The latest cumulative update for Lync was recently released, and one of the fixes deals with an interesting problem to do with audio conferences. I thought I would take the opportunity to discuss a few things about how media works in a Lync audio conference, and the implications of this change in the update.
The fix that I’m referring to (details here) resolves a problem where one-way audio could occur between a client and an audio/video MCU. For background, the MCU, or multipoint control unit, is the Lync component that mixes media for the conference and distributes it to the participants. What was happening in certain cases was that an audio conference participant would be audible in the conference, but could not hear other participants.
It turns out that the reason for this was an issue with media encryption in the MCU. SIP-based communications platforms generally use a protocol called RTP (Real-time Transport Protocol) to move media between endpoints. For security, this can be encrypted, in which case it is called SRTP (the S is for “Secure”).
To save resources, the audio MCU in Lync uses a special form of SRTP, called Scale-SRTP. Essentially, instead of creating a separate encryption key for the media session it has with each conference participant, it creates a single encryption key for all participants. This way, instead of encrypting the outbound media once for every participant, it can encrypt it only once. It can then send the same encrypted media stream to all participants, since they all have the same key needed to decrypt it.
The participants, however, send back ordinary SRTP to the conference; their individual media streams are different from one another anyway.
Now, it’s not guaranteed that an endpoint will always support this special form of SRTP, and so the decision of whether or not to use it for a given media session is determined during media negotiation, when the MCU is first establishing the audio call with a conference participant. In order for Scale-SRTP to be used, one of the parties in the call (the MCU) has to take the “server” role and the other has to take the “client” role. The “server” party sends media using Scale-SRTP, while the client receives the Scale-SRTP and sends back ordinary SRTP. With me so far?

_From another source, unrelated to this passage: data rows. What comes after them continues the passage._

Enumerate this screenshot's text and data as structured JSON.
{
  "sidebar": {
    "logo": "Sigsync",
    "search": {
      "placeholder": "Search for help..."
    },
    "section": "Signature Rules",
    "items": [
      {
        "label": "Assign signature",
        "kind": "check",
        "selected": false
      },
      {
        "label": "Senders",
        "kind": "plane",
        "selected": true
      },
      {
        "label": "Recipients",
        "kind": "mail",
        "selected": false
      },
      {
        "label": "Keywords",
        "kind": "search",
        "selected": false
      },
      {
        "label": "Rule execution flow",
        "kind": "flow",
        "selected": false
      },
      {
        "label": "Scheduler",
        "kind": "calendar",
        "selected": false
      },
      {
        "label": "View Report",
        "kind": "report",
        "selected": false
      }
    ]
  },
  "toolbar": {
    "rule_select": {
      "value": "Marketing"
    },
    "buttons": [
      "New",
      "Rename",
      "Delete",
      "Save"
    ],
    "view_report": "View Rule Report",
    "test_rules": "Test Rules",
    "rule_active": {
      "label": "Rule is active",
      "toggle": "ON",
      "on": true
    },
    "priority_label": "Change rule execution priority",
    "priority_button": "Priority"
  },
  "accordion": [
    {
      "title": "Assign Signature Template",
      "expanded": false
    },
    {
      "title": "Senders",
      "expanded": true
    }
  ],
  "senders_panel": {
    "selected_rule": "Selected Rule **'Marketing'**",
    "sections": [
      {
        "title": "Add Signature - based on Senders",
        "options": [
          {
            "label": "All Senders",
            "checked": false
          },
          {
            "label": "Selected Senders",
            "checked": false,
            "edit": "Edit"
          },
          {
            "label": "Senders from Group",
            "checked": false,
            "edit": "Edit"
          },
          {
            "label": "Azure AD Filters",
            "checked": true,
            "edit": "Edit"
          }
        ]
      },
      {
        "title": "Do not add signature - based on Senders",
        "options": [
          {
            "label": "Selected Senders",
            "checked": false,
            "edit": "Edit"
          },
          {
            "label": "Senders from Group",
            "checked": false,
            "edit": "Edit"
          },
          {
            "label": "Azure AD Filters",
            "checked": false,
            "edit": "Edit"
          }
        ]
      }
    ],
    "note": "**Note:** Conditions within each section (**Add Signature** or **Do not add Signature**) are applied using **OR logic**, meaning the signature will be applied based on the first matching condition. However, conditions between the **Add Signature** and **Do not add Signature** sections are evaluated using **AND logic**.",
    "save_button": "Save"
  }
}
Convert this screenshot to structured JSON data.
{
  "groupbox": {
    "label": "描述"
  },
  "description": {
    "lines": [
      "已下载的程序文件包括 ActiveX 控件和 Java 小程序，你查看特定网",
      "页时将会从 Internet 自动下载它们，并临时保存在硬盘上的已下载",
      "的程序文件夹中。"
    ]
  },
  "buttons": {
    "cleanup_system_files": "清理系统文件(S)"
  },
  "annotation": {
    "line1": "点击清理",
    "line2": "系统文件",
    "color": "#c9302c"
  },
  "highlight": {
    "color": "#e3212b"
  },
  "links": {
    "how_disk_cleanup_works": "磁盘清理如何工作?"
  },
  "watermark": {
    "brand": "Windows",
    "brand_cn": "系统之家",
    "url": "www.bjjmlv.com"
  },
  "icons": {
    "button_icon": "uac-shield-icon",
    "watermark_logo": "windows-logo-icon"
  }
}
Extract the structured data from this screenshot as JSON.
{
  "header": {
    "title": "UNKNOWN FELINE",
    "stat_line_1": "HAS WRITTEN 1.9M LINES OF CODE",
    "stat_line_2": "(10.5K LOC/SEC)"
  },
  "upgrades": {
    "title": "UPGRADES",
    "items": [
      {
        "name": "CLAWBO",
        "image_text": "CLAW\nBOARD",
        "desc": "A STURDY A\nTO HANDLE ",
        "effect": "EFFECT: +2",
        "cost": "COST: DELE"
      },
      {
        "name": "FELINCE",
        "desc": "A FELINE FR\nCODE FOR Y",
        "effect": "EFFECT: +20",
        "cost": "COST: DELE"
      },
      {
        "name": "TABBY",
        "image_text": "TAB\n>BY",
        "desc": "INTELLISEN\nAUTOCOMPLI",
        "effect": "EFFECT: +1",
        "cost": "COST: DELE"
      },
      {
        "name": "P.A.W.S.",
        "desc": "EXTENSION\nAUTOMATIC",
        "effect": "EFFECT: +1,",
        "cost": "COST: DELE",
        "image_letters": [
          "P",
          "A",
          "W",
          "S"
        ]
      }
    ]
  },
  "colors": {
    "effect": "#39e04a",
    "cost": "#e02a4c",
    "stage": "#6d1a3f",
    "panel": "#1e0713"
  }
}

If you look at the message body of the SIP INVITE and the 200 OK response, you can find the a=cryptoscale attribute in the Session Description Protocol (SDP) content; this a=cryptoscale is the attribute that signals support for Scale-SRTP. The MCU’s a=cryptoscale attribute will say “server” while the client’s will say “client.” In both cases some encryption details will follow.
The a=crypto attribute, also in there, is for regular (non-Scale-SRTP) encryption.
So let’s say the MCU dials out to a client, which happens not to support receiving Scale-SRTP. The INVITE from the MCU will include both an a=crypto attribute and an a=cryptoscale attribute. The 200 OK from the client will lack an a=cryptoscale attribute, and so regular SRTP will be used for media.
So far so good. However, it turns out that, even after agreeing to use ordinary SRTP on a particular call, the MCU was being sulky and encrypting that media using the encryption key it had generated for Scale-SRTP. Oops! So the client, which had the non-Scale encryption key, would be unable to decrypt the media. Voilà, one way audio.
In this update, the issue I just described has been fixed, so the MCU works with either Scale-SRTP or regular SRTP. Now, this has a couple of noteworthy implications. First, it means that non-Lync endpoints that support SRTP should now be able to exchange media with a Lync A/V MCU. (Scale-SRTP is specific to Lync.) If you, for example, use a back-to-back call to connect a non-Lync endpoint to a conference, you should get audio flowing in both directions.
Second, in theory it should now be possible to connect two Lync audio conferences to each other! Two A/V MCUs can’t use Scale-SRTP to communicate, because both will try to take the “server” role, and send the Scale-SRTP media, while neither will support receiving it. Previously, the two MCUs would fall back on regular SRTP, only to run into the encryption issue I described above. With this fixed, it should theoretically now be possible to use a back-to-back call to “chain” two A/V MCUs together and have them pass media back and forth.
I should be clear that, according to what I understand, chaining together two MCUs isn’t an officially supported scenario, and as I’m traveling right now I unfortunately don’t have a couple MCUs handy to test it out. However, in principle it is a possible setup, and in certain cases might be just the thing for the application you are trying to build.
If there’s interest, I may put together a demo application that shows this kind of conference chaining in a future post.
Best wishes to readers in the US for a happy Thanksgiving!